I don't know if I buy that participation in workplace social activities is a good analog - but certainly participation in email ultimately doesn't have to worry about 90-9-1. So, you are right that there's more to it, but I worry that 90-9-1 will often be the case and kill critical mass. Of course, lots and lots of examples of things like wikis working out very well even in small organizations.

Dang this adoption stuff ... so complicated ... so hard to predict.


Tom thanks for the information about the report. Good stuff.

I definitely need to think through all of this, but the idea that it's replacing another way of doing it as opposed to adding an alternative way is a very interesting thought. Wiki adoption can be killed when someone insists on email around the same information for editing.

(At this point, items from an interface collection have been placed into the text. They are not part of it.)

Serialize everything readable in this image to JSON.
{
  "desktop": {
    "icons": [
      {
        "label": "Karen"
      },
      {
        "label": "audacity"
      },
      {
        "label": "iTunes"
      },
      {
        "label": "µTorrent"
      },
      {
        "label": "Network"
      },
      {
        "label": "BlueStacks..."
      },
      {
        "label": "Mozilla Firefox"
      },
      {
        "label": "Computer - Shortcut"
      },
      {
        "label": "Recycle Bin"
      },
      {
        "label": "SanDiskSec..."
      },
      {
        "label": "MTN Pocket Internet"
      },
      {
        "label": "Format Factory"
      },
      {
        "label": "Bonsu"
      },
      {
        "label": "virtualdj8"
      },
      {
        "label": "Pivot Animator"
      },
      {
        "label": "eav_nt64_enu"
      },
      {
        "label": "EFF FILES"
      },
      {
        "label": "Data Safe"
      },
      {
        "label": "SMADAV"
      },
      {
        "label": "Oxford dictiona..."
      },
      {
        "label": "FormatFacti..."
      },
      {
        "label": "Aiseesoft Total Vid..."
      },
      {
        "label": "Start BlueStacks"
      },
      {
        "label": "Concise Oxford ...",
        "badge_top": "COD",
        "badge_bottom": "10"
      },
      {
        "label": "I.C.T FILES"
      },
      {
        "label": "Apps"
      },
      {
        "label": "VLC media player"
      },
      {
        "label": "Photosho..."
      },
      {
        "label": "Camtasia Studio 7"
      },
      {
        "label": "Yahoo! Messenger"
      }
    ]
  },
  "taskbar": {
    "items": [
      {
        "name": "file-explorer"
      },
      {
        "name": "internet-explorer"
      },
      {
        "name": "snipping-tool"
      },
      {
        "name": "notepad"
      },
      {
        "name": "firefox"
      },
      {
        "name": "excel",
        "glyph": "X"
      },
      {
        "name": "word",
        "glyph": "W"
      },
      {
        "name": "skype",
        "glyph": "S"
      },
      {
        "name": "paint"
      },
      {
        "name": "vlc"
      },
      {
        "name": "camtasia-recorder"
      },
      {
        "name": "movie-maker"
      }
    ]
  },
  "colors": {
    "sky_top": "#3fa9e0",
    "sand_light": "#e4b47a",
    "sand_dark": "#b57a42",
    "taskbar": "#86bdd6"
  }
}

So, there's definitely some kind of threshold here as well.

Wow, do those old formulas (based on studies) seem rather simplistic now given these complexities.

Any ideas on better forumlas?

V Yonkers said...

What I am finding in my research is that Ken is correct: the more ownership individuals feel towards knowledge, a product of their work, and/or the tools that they use, the more apt they are to share that knowledge outside the boundaries of their job/team/group and/or use the tool.

The group I am looking at had a project management tool given to them. Outside of the tools they are given by the organization, workers are not expected to use other technology (unless it is approved by the organization). As a result, new tools are just an extension of what they are currently using and yet another "something" to learn how to use when their current tools are doing the job just right, thank-you very much! As a result, they initially use the new tool (as instructed) then when they can demonstrate they put enough effort in and the tool isn't working (as the Manager decides) they stop using it.

I think there needs to be a basket of tools that employees can use, a process for groups to decide the protocols for using the new technologies, and a way to personalize the use of the new tools to meet the need of the worker (rather than telling them how they should use it).